Supplied records>
──────────

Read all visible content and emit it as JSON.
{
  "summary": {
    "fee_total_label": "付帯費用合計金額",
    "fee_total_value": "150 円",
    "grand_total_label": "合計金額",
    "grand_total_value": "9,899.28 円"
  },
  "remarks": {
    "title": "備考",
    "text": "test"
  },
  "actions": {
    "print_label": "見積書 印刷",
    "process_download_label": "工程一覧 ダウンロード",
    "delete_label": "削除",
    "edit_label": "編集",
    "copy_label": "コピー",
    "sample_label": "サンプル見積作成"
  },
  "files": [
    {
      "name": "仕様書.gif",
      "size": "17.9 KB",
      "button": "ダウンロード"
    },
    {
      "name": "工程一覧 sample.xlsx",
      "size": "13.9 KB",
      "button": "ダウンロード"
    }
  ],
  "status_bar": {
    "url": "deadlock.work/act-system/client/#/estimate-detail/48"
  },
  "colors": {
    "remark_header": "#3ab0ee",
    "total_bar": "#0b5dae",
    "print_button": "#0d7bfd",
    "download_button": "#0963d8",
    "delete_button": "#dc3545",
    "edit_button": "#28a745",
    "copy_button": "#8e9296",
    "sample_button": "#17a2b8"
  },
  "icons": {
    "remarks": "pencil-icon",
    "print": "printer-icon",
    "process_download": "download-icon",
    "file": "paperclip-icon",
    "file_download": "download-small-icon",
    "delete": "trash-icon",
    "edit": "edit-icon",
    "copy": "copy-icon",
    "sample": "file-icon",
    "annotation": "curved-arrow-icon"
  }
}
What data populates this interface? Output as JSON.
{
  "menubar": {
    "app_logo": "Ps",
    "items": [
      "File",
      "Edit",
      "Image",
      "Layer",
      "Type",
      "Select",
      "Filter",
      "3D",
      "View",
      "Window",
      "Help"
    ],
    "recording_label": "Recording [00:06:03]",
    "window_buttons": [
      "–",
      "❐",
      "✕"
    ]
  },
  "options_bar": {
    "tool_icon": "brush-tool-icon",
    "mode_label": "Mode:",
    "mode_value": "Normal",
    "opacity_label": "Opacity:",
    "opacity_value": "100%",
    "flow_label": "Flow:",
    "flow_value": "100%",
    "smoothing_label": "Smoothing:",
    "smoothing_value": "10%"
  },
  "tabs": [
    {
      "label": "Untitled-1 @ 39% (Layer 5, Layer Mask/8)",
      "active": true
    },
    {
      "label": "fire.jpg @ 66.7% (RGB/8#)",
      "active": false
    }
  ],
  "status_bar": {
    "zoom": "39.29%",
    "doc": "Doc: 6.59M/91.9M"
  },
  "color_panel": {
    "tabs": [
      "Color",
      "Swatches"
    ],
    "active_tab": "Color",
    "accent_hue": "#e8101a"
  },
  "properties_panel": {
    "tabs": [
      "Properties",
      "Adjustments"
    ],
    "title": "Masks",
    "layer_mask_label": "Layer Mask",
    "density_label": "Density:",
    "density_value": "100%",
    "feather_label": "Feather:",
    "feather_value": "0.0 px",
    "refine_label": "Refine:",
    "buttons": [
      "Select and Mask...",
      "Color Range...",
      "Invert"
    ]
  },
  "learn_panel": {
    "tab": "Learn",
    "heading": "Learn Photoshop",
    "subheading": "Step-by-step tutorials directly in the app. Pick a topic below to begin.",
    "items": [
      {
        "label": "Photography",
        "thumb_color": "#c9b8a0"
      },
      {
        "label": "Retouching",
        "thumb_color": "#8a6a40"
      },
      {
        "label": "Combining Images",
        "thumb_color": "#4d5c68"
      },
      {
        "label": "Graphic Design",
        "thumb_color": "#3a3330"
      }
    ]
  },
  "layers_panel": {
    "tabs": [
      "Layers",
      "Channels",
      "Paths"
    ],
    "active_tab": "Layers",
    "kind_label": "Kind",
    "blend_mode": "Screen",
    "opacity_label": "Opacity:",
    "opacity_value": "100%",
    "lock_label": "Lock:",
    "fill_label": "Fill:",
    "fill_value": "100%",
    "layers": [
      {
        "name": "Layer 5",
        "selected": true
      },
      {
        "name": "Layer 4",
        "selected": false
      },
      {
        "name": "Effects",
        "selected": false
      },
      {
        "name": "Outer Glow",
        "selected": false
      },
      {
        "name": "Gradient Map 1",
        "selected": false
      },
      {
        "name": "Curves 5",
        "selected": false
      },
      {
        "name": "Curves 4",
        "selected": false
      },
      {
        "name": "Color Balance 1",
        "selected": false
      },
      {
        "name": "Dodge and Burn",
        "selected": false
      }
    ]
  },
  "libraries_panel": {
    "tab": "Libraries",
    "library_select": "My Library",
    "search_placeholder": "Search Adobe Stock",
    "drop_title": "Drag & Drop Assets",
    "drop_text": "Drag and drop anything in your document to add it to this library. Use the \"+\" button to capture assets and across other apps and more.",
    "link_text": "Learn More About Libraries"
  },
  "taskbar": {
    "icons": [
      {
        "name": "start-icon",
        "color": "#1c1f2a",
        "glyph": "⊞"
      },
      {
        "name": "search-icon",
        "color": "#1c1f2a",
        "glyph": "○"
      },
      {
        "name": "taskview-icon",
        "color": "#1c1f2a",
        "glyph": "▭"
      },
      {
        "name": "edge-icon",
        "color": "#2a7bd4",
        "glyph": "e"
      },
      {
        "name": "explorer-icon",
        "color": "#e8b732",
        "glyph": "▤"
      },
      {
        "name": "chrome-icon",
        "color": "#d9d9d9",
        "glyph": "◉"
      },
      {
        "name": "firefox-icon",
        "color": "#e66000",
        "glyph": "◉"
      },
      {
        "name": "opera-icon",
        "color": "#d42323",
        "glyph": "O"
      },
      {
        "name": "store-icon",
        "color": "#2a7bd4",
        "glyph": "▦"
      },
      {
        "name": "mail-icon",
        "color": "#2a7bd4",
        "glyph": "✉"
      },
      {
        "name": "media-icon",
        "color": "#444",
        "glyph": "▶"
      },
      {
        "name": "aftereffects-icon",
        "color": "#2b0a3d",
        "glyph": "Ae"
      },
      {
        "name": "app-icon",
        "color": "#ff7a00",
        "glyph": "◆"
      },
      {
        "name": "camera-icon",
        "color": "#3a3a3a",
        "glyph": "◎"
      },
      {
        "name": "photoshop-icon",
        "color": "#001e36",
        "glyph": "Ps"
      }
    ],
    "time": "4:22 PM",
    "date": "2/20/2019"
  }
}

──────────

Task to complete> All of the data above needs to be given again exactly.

Task output>
Read all visible content and emit it as JSON.
{
  "summary": {
    "fee_total_label": "付帯費用合計金額",
    "fee_total_value": "150 円",
    "grand_total_label": "合計金額",
    "grand_total_value": "9,899.28 円"
  },
  "remarks": {
    "title": "備考",
    "text": "test"
  },
  "actions": {
    "print_label": "見積書 印刷",
    "process_download_label": "工程一覧 ダウンロード",
    "delete_label": "削除",
    "edit_label": "編集",
    "copy_label": "コピー",
    "sample_label": "サンプル見積作成"
  },
  "files": [
    {
      "name": "仕様書.gif",
      "size": "17.9 KB",
      "button": "ダウンロード"
    },
    {
      "name": "工程一覧 sample.xlsx",
      "size": "13.9 KB",
      "button": "ダウンロード"
    }
  ],
  "status_bar": {
    "url": "deadlock.work/act-system/client/#/estimate-detail/48"
  },
  "colors": {
    "remark_header": "#3ab0ee",
    "total_bar": "#0b5dae",
    "print_button": "#0d7bfd",
    "download_button": "#0963d8",
    "delete_button": "#dc3545",
    "edit_button": "#28a745",
    "copy_button": "#8e9296",
    "sample_button": "#17a2b8"
  },
  "icons": {
    "remarks": "pencil-icon",
    "print": "printer-icon",
    "process_download": "download-icon",
    "file": "paperclip-icon",
    "file_download": "download-small-icon",
    "delete": "trash-icon",
    "edit": "edit-icon",
    "copy": "copy-icon",
    "sample": "file-icon",
    "annotation": "curved-arrow-icon"
  }
}
What data populates this interface? Output as JSON.
{
  "menubar": {
    "app_logo": "Ps",
    "items": [
      "File",
      "Edit",
      "Image",
      "Layer",
      "Type",
      "Select",
      "Filter",
      "3D",
      "View",
      "Window",
      "Help"
    ],
    "recording_label": "Recording [00:06:03]",
    "window_buttons": [
      "–",
      "❐",
      "✕"
    ]
  },
  "options_bar": {
    "tool_icon": "brush-tool-icon",
    "mode_label": "Mode:",
    "mode_value": "Normal",
    "opacity_label": "Opacity:",
    "opacity_value": "100%",
    "flow_label": "Flow:",
    "flow_value": "100%",
    "smoothing_label": "Smoothing:",
    "smoothing_value": "10%"
  },
  "tabs": [
    {
      "label": "Untitled-1 @ 39% (Layer 5, Layer Mask/8)",
      "active": true
    },
    {
      "label": "fire.jpg @ 66.7% (RGB/8#)",
      "active": false
    }
  ],
  "status_bar": {
    "zoom": "39.29%",
    "doc": "Doc: 6.59M/91.9M"
  },
  "color_panel": {
    "tabs": [
      "Color",
      "Swatches"
    ],
    "active_tab": "Color",
    "accent_hue": "#e8101a"
  },
  "properties_panel": {
    "tabs": [
      "Properties",
      "Adjustments"
    ],
    "title": "Masks",
    "layer_mask_label": "Layer Mask",
    "density_label": "Density:",
    "density_value": "100%",
    "feather_label": "Feather:",
    "feather_value": "0.0 px",
    "refine_label": "Refine:",
    "buttons": [
      "Select and Mask...",
      "Color Range...",
      "Invert"
    ]
  },
  "learn_panel": {
    "tab": "Learn",
    "heading": "Learn Photoshop",
    "subheading": "Step-by-step tutorials directly in the app. Pick a topic below to begin.",
    "items": [
      {
        "label": "Photography",
        "thumb_color": "#c9b8a0"
      },
      {
        "label": "Retouching",
        "thumb_color": "#8a6a40"
      },
      {
        "label": "Combining Images",
        "thumb_color": "#4d5c68"
      },
      {
        "label": "Graphic Design",
        "thumb_color": "#3a3330"
      }
    ]
  },
  "layers_panel": {
    "tabs": [
      "Layers",
      "Channels",
      "Paths"
    ],
    "active_tab": "Layers",
    "kind_label": "Kind",
    "blend_mode": "Screen",
    "opacity_label": "Opacity:",
    "opacity_value": "100%",
    "lock_label": "Lock:",
    "fill_label": "Fill:",
    "fill_value": "100%",
    "layers": [
      {
        "name": "Layer 5",
        "selected": true
      },
      {
        "name": "Layer 4",
        "selected": false
      },
      {
        "name": "Effects",
        "selected": false
      },
      {
        "name": "Outer Glow",
        "selected": false
      },
      {
        "name": "Gradient Map 1",
        "selected": false
      },
      {
        "name": "Curves 5",
        "selected": false
      },
      {
        "name": "Curves 4",
        "selected": false
      },
      {
        "name": "Color Balance 1",
        "selected": false
      },
      {
        "name": "Dodge and Burn",
        "selected": false
      }
    ]
  },
  "libraries_panel": {
    "tab": "Libraries",
    "library_select": "My Library",
    "search_placeholder": "Search Adobe Stock",
    "drop_title": "Drag & Drop Assets",
    "drop_text": "Drag and drop anything in your document to add it to this library. Use the \"+\" button to capture assets and across other apps and more.",
    "link_text": "Learn More About Libraries"
  },
  "taskbar": {
    "icons": [
      {
        "name": "start-icon",
        "color": "#1c1f2a",
        "glyph": "⊞"
      },
      {
        "name": "search-icon",
        "color": "#1c1f2a",
        "glyph": "○"
      },
      {
        "name": "taskview-icon",
        "color": "#1c1f2a",
        "glyph": "▭"
      },
      {
        "name": "edge-icon",
        "color": "#2a7bd4",
        "glyph": "e"
      },
      {
        "name": "explorer-icon",
        "color": "#e8b732",
        "glyph": "▤"
      },
      {
        "name": "chrome-icon",
        "color": "#d9d9d9",
        "glyph": "◉"
      },
      {
        "name": "firefox-icon",
        "color": "#e66000",
        "glyph": "◉"
      },
      {
        "name": "opera-icon",
        "color": "#d42323",
        "glyph": "O"
      },
      {
        "name": "store-icon",
        "color": "#2a7bd4",
        "glyph": "▦"
      },
      {
        "name": "mail-icon",
        "color": "#2a7bd4",
        "glyph": "✉"
      },
      {
        "name": "media-icon",
        "color": "#444",
        "glyph": "▶"
      },
      {
        "name": "aftereffects-icon",
        "color": "#2b0a3d",
        "glyph": "Ae"
      },
      {
        "name": "app-icon",
        "color": "#ff7a00",
        "glyph": "◆"
      },
      {
        "name": "camera-icon",
        "color": "#3a3a3a",
        "glyph": "◎"
      },
      {
        "name": "photoshop-icon",
        "color": "#001e36",
        "glyph": "Ps"
      }
    ],
    "time": "4:22 PM",
    "date": "2/20/2019"
  }
}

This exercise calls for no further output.